Records drawn from a dataset:
************

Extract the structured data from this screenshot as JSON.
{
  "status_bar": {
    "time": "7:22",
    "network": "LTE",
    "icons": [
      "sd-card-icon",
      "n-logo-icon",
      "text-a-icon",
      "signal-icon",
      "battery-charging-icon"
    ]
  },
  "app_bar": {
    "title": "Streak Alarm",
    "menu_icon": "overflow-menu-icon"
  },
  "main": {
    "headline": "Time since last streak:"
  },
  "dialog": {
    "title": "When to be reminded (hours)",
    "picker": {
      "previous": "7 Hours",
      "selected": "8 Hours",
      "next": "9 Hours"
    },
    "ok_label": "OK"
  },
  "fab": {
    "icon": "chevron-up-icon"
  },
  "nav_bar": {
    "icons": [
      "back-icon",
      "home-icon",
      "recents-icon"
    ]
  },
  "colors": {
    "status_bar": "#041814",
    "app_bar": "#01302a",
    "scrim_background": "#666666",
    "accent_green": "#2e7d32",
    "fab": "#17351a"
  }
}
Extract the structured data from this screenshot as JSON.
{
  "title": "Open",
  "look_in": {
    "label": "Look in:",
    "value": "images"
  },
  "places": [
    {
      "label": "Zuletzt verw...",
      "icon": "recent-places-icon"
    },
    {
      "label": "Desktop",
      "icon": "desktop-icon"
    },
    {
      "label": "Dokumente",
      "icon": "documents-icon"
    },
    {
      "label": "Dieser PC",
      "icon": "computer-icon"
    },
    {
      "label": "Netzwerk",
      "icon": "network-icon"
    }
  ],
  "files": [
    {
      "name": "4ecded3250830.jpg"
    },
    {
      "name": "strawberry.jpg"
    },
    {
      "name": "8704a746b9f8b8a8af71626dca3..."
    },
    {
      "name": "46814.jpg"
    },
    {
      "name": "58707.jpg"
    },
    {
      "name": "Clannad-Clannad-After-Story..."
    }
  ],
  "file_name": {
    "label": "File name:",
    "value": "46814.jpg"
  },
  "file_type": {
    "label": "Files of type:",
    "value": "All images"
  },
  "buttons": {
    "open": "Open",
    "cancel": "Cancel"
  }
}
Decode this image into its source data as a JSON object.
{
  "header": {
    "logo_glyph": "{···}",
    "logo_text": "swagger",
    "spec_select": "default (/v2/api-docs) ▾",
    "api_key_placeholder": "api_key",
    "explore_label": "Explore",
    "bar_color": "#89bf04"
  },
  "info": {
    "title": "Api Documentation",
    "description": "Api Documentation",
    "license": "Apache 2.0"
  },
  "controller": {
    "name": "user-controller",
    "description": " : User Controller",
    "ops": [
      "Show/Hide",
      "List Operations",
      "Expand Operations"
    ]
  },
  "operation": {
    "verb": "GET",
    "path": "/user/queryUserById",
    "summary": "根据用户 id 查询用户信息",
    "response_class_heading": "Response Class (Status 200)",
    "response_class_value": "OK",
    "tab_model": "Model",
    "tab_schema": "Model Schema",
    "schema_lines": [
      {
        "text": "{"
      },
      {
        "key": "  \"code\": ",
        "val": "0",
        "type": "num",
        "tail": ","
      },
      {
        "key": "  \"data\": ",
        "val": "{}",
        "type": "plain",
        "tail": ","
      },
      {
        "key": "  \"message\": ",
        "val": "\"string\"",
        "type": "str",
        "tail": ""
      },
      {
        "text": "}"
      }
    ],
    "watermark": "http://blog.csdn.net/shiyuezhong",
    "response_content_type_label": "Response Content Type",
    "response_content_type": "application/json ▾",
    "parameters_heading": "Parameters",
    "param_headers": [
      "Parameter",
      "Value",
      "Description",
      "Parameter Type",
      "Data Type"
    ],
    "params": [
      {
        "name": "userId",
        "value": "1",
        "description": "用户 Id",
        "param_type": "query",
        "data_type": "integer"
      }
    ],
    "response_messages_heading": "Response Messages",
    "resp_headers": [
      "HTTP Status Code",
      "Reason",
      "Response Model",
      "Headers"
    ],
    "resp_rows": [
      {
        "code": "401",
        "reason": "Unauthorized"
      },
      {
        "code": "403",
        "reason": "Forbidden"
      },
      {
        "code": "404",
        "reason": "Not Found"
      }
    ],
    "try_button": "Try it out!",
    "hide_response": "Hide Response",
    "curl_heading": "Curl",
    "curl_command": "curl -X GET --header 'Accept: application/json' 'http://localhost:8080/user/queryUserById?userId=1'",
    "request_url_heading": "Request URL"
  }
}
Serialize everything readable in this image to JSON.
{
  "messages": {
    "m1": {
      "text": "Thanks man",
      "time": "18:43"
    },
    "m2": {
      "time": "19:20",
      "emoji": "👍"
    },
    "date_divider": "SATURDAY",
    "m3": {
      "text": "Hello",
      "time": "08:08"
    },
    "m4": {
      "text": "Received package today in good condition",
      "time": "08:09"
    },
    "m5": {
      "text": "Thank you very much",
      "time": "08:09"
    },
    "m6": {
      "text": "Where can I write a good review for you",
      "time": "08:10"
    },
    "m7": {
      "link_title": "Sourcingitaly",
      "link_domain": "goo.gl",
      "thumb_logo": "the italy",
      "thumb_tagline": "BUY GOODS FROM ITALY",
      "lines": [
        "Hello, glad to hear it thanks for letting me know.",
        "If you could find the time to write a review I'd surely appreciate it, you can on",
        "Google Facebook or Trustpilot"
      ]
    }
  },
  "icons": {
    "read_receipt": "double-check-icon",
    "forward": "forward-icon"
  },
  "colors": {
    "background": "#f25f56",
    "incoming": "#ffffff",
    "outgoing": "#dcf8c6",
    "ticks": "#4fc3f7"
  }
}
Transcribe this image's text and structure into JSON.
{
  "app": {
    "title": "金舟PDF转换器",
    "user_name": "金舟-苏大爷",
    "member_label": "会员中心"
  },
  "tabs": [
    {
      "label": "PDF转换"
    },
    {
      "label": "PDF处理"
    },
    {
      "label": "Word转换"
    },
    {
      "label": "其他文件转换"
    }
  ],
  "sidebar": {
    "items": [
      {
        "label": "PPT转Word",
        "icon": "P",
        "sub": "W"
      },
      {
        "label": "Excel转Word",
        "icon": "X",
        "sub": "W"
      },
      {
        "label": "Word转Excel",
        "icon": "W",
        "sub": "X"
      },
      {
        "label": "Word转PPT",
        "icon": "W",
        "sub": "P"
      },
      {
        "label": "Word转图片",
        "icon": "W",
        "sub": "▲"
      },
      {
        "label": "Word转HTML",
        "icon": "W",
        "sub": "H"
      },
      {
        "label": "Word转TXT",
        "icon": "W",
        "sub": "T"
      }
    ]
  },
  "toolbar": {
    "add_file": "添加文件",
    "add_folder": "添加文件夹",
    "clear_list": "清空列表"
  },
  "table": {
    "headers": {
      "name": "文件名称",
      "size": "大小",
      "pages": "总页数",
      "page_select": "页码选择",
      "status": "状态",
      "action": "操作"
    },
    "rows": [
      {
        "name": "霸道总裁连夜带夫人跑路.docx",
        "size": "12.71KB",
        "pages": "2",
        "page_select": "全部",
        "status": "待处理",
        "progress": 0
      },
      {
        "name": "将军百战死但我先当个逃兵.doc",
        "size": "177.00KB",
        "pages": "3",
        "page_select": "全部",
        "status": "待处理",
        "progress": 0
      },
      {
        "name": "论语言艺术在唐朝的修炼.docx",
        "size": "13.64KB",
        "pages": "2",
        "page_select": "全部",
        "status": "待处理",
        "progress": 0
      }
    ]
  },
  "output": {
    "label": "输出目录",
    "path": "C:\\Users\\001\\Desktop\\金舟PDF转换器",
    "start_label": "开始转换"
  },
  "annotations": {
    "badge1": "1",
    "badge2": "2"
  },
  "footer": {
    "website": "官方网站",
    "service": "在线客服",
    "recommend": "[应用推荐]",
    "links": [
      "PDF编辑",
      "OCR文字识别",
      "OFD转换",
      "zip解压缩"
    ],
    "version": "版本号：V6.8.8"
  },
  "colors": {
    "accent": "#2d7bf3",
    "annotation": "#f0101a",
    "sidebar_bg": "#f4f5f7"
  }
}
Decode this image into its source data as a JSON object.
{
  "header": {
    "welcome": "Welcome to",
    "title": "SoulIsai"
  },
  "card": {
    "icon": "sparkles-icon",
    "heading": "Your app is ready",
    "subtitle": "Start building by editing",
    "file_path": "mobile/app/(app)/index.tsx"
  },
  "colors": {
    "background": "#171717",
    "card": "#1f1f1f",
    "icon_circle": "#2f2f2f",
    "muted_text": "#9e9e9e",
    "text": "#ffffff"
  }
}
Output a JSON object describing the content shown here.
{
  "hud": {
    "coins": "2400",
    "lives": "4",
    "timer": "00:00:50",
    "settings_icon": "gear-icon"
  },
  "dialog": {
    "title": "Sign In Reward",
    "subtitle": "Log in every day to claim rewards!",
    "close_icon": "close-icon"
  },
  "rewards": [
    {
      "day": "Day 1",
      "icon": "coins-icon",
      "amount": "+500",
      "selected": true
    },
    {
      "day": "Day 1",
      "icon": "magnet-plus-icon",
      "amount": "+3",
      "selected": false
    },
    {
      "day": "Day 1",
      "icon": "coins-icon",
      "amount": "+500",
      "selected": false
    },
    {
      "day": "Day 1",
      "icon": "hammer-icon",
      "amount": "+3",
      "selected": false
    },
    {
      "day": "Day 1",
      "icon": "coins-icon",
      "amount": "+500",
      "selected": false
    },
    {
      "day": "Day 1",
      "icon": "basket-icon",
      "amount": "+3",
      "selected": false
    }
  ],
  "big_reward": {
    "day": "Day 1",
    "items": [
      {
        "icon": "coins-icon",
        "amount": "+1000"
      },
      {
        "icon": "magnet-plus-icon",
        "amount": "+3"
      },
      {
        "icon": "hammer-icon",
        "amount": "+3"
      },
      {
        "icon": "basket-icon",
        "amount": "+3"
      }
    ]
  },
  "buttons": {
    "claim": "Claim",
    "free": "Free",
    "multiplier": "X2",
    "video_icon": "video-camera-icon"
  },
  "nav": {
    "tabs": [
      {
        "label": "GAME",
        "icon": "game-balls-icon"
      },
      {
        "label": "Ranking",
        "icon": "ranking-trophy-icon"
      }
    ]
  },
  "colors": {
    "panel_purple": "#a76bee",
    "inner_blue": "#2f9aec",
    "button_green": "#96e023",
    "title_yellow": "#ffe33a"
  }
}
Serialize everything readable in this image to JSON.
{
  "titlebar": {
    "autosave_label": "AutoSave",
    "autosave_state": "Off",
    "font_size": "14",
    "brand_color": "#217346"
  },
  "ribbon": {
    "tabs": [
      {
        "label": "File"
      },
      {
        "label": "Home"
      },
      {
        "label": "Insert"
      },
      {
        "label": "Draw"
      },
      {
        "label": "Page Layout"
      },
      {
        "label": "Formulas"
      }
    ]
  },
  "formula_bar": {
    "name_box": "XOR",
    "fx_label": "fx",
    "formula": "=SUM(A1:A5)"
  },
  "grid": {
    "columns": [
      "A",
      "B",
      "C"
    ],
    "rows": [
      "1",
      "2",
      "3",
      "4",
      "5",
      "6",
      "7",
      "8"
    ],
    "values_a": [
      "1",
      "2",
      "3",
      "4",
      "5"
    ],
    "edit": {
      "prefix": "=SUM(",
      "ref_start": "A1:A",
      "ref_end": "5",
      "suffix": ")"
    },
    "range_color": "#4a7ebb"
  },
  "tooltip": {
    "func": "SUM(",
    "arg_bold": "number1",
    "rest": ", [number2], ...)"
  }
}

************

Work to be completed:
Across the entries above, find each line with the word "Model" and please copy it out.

Response:
    "tab_model": "Model",
    "tab_schema": "Model Schema",
      "Response Model",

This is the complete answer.